Scan the data below for the string "void". Show every line where it turns up.

Top of Dataset records

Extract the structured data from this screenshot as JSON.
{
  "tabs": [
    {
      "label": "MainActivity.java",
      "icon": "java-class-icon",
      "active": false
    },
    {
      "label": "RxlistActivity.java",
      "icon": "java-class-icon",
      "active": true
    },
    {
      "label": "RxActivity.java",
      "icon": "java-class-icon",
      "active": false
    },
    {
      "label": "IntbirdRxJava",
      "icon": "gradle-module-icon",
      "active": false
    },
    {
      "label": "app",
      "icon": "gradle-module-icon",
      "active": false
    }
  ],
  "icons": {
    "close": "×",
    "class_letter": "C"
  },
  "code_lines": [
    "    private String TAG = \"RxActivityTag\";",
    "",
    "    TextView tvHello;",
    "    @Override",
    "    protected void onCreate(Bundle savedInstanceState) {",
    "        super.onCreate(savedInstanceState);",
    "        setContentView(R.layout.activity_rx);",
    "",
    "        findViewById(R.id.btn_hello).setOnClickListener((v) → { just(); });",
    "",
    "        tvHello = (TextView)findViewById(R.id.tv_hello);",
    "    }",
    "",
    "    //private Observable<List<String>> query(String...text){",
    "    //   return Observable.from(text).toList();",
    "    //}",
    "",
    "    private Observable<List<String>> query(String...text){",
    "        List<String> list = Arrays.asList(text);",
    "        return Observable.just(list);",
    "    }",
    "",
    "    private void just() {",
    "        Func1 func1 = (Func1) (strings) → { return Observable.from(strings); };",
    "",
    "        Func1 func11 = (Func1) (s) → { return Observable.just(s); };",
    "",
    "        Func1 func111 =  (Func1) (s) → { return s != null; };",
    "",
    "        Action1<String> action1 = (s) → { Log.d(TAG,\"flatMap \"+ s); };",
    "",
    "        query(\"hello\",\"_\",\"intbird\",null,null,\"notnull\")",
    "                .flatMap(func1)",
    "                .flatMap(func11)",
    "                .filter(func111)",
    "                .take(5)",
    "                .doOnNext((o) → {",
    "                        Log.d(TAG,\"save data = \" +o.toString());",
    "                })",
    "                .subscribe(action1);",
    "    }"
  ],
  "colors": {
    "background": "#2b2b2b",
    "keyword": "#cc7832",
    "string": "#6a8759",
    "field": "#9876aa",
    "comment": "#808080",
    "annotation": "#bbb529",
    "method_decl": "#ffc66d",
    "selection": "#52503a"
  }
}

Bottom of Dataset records

Response to the exercise –
    "    protected void onCreate(Bundle savedInstanceState) {",
    "    private void just() {",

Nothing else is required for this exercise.